■ **INSTRUCTIONS FOR THE TASK**
Among the entries that follow, how many lines contain the word "shin"? Give the number alone.

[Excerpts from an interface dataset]
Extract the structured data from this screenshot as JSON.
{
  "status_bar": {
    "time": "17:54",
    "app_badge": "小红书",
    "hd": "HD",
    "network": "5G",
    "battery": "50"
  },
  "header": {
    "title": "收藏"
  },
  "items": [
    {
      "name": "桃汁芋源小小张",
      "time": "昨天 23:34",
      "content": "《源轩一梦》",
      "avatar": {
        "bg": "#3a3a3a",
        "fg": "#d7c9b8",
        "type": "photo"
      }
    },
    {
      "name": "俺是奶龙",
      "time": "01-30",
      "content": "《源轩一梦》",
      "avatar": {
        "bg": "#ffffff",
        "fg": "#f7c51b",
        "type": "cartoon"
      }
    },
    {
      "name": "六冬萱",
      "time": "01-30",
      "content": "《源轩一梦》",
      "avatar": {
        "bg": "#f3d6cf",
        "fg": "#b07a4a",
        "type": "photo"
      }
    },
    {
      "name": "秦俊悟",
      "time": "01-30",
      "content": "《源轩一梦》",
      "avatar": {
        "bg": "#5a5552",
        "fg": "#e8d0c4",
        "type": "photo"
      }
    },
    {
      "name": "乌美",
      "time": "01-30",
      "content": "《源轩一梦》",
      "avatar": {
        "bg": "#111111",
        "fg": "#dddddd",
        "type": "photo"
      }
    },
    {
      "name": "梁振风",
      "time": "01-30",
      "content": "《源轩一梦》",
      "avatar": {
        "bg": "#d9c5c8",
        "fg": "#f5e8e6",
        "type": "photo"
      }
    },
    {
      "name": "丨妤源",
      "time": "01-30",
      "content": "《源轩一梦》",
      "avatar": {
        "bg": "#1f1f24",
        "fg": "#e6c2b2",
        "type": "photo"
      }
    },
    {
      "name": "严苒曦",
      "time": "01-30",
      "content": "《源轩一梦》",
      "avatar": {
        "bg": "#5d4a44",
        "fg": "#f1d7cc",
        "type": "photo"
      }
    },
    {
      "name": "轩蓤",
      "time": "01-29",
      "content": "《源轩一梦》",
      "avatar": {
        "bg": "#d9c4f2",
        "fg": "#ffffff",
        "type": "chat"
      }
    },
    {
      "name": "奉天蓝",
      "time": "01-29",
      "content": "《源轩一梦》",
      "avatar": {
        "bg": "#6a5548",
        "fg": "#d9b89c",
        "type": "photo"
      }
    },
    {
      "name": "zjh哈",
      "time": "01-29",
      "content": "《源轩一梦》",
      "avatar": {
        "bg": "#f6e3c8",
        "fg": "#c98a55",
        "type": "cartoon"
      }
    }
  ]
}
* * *
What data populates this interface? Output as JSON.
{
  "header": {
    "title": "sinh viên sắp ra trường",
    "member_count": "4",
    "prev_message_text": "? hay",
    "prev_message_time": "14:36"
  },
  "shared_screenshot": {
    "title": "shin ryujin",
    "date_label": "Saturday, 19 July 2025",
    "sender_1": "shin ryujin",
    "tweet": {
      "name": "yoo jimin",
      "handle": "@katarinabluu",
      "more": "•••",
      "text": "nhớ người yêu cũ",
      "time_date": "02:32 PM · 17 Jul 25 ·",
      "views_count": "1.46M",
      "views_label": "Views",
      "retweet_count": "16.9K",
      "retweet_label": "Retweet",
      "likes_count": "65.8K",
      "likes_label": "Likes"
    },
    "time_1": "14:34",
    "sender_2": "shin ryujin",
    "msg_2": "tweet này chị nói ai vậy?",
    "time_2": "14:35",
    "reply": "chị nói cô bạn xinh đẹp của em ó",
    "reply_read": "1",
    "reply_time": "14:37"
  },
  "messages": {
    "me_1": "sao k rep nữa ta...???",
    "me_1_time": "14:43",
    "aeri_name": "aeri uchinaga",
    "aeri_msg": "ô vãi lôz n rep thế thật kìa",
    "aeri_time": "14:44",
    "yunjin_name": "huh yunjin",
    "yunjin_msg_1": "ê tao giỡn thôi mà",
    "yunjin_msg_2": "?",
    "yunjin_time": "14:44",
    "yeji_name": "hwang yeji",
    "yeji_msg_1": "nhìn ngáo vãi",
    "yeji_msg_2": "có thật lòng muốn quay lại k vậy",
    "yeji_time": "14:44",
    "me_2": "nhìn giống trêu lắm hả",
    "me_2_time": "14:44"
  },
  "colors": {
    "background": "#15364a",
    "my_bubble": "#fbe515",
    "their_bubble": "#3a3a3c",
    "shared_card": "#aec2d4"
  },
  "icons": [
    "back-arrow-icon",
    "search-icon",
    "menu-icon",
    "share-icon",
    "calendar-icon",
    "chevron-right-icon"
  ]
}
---
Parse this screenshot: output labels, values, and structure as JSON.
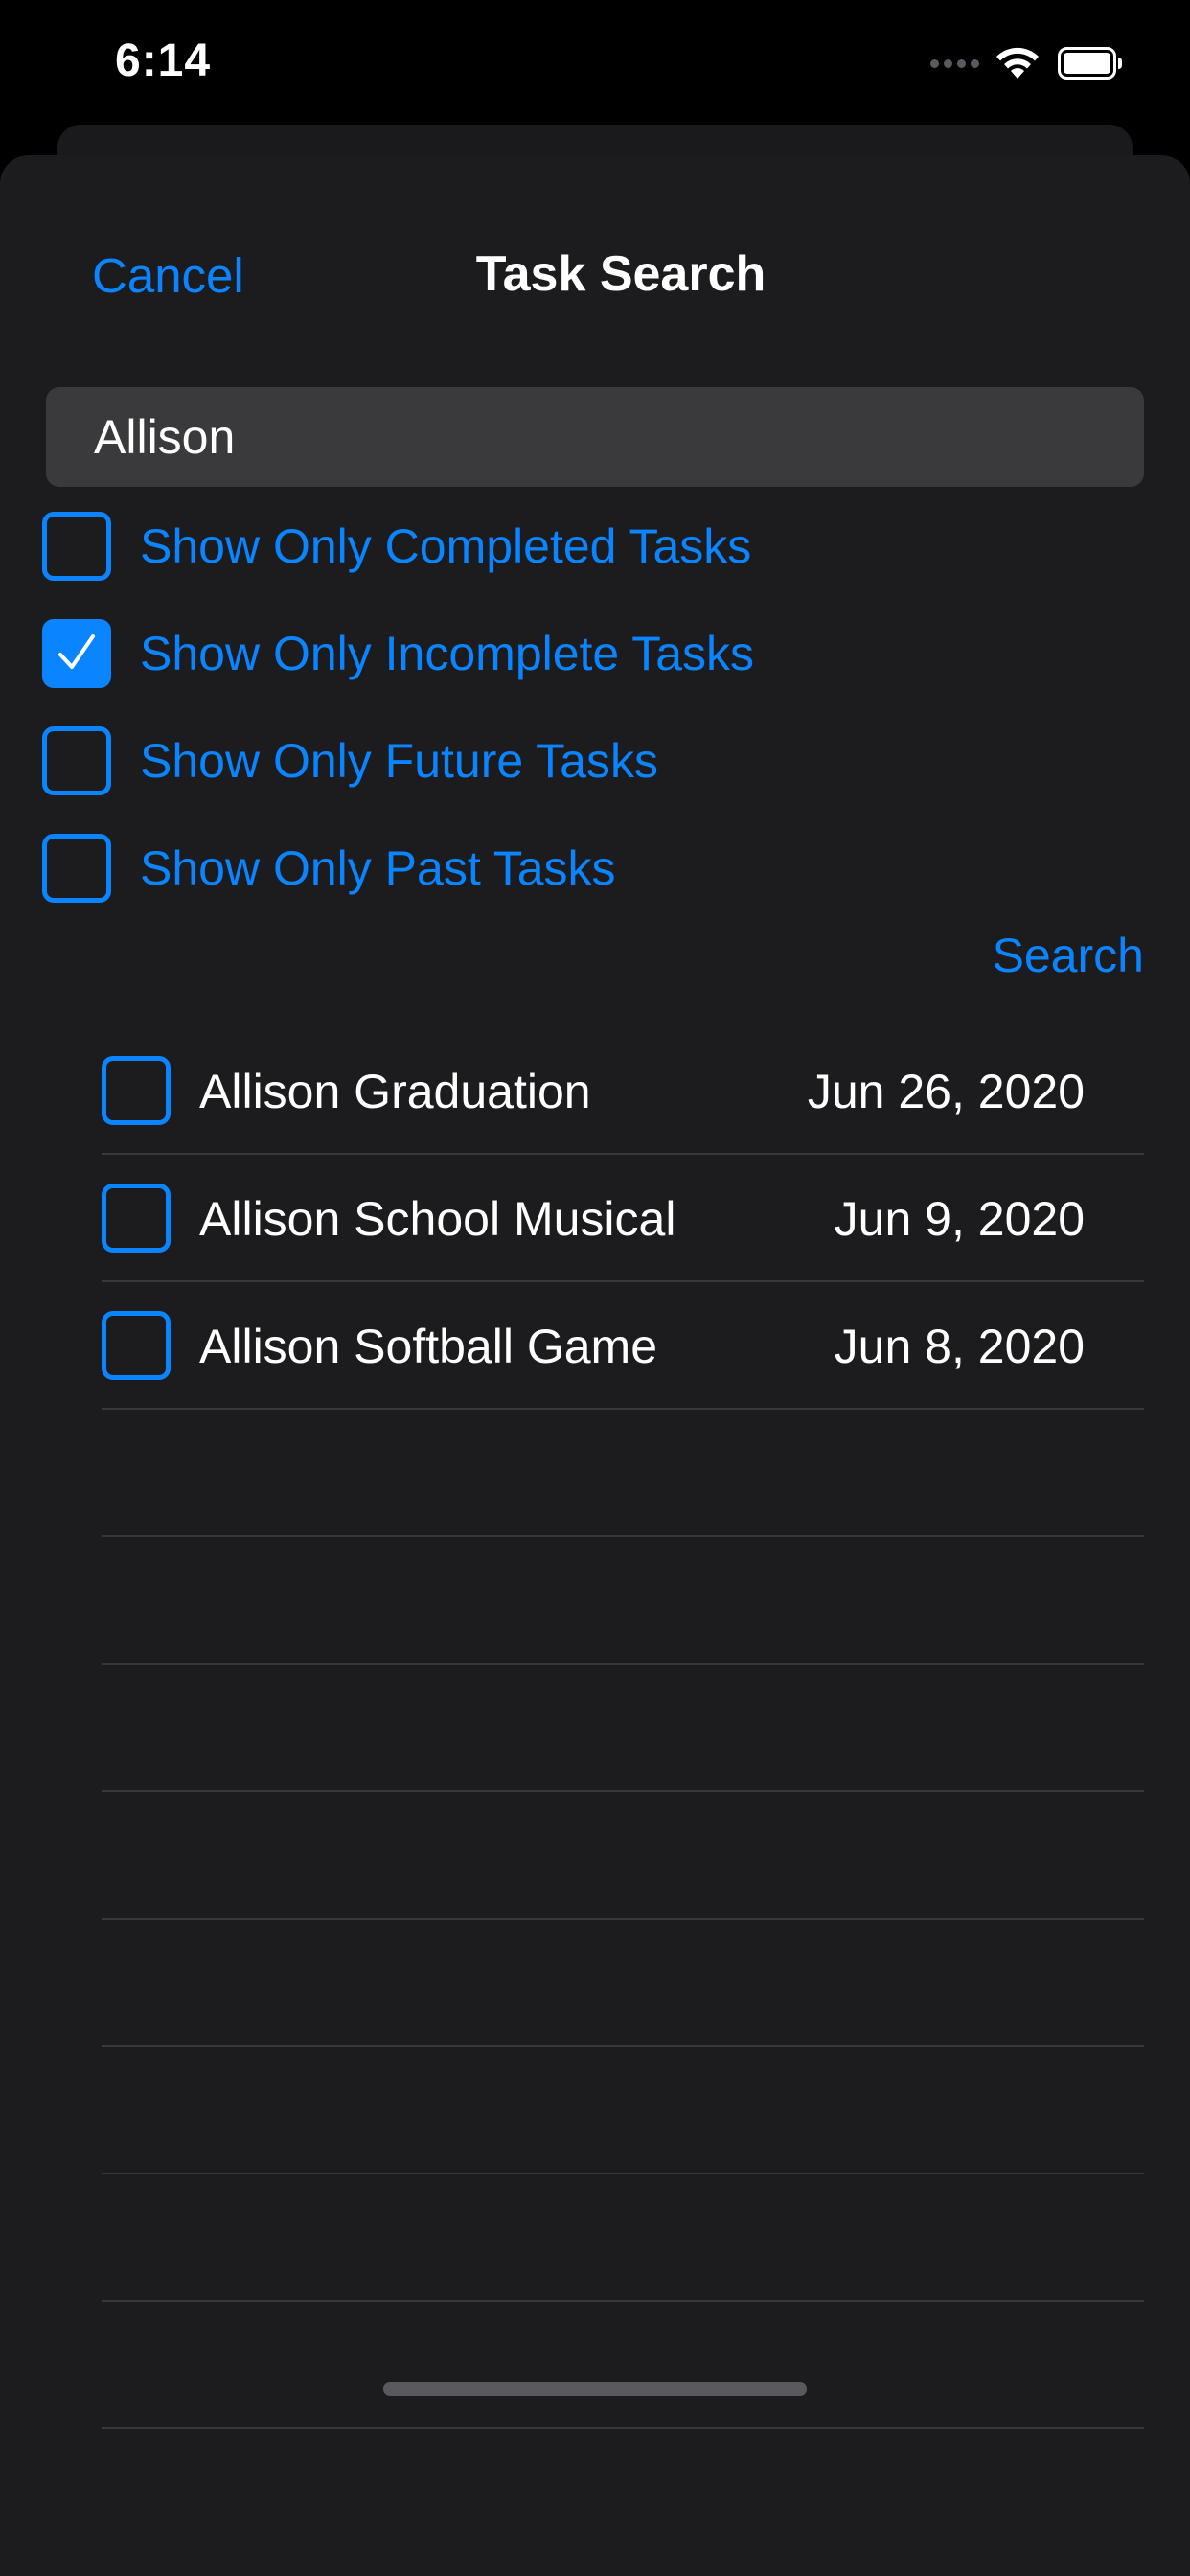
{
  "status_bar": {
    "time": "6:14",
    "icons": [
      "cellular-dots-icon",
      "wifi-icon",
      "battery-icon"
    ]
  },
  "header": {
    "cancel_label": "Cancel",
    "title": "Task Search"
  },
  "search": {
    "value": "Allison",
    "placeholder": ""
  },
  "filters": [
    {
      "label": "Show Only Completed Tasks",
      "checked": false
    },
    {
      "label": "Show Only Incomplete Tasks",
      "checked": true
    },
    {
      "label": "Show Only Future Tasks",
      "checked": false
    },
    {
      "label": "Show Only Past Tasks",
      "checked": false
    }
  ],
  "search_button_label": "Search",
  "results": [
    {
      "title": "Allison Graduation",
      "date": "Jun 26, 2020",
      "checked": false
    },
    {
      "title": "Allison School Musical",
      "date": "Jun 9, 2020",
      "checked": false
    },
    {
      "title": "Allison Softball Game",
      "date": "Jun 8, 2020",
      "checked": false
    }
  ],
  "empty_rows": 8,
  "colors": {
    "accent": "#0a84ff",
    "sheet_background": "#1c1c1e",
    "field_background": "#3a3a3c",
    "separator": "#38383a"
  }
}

■ **RESULT OF THIS EXERCISE**
3